- Finally, there were some nice shots taken at the administration — but the surprising one was from Gingrich:
GINGRICH: We're sending signals today that no matter how much you provoke us, no matter how viciously you describe things in public, no matter how many things you're doing with missiles and nuclear weapons, the most you'll get out of us is talk.
RUSSERT: You're talking about the Bush administration.
GINGRICH: I'm talking about the policies of the United States today.
RUSSERT: But that is such a condemnation of George W. Bush.
GINGRICH: Well, it's not a condemnation of George W. Bush. It's a statement that--look what we've done in the last six weeks. I mean, I think we are in a very serious crisis in this country.
- Robert Novak: There was a subtext here that Plame-watchers would have recognized: Russert grilling Novak, yet never declaring his own role in Plamegate. To anyone who knows about the Libby-Russert connection (Libby said that Russert of all people clued him in to Plame's identity; Russert said he didn't know until he read about it after the leak), it's totally disingenuous for Russert to say things like "We were subpoenaed at NBC. We fought the subpoenas," especially when he's never really been transparent about it with his viewers.
- This from Novak caught me off guard: "I don't think I outed her. I think she was outed by Aldridge Ames before. I don't think she was a, a covert operative." What? There is definitely stuff on this out there in cyberspace, but it is certainly not mainstream. That kind of claim requires a bit more authenticating, and Russert should have jumped on it.
- Novak is fuzzy on a few facts, and Russert catches him on two "misstatements" - Novak originally said he'd been told Plame's name, but in his most recent version claims to have sleuthed it out via "Who's Who." Russert catches him sticking to that story on two fronts: once on "Meet The Press" and then another more brow-raising inconsistency in Newsday:
RUSSERT: Now, Newsday interviewed you a few weeks after your column ran, back in 2003, and quotes you as saying this, "I didn't dig it out, it was given to me. They thought it was significant, they gave me the name and I used it."
NOVAK: That was a misstatement on my part. I--I'm--I've found I'm much better--I hope I'm not screwing up on this interview because I'm much better interviewing than I am giving interviews. They didn't give me the name. And of course it was not a "they," it was one person, which I later checked out with Mr. Rove. They, they--the Newsday article also paraphrased me as saying they came to me, I never said they came to me, because obviously I initiated the interview.
RUSSERT: Newsday stands by that story.
- Robert Novak is a reporting columnist, not a thumbsucking columnist, dammit. Take that, Frank Rich.
- We still have no idea who Novak's Primary Source is, though Tim Russert's really pushing for Richard Armitage.

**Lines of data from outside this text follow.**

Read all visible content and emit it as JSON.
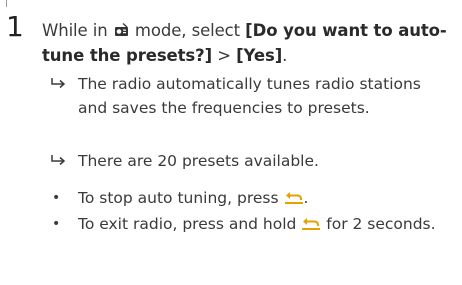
{
  "step": {
    "number": "1",
    "text_before_icon": "While in",
    "mode_icon": "radio-mode-icon",
    "text_after_icon": "mode, select",
    "option_1": "[Do you want to auto-tune the presets?]",
    "separator": ">",
    "option_2": "[Yes]",
    "end": "."
  },
  "results": [
    {
      "icon": "result-arrow-icon",
      "text": "The radio automatically tunes radio stations and saves the frequencies to presets."
    },
    {
      "icon": "result-arrow-icon",
      "text": "There are 20 presets available."
    }
  ],
  "bullets": [
    {
      "text_before": "To stop auto tuning, press",
      "icon": "back-icon",
      "text_after": "."
    },
    {
      "text_before": "To exit radio, press and hold",
      "icon": "back-icon",
      "text_after": "for 2 seconds."
    }
  ],
  "colors": {
    "text": "#3a3a3a",
    "back_icon": "#e8a000"
  }
}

That's it for "Meet The Press" this week - apologies again for the lateness but please fill in the blanks in the comments section and definitely check out "Eat The Press" when you get a moment - feedback welcome at email@example.com. In the meantime, next week we will return at our regular bat-time to bring you the highs, lows, and spine-tingling in-betweens of "Meet The Press" because if it's Sunday — and sometimes Monday — it's Russert Watch. In the meantime, please no one let Newt Gingrich near the nuclear codes.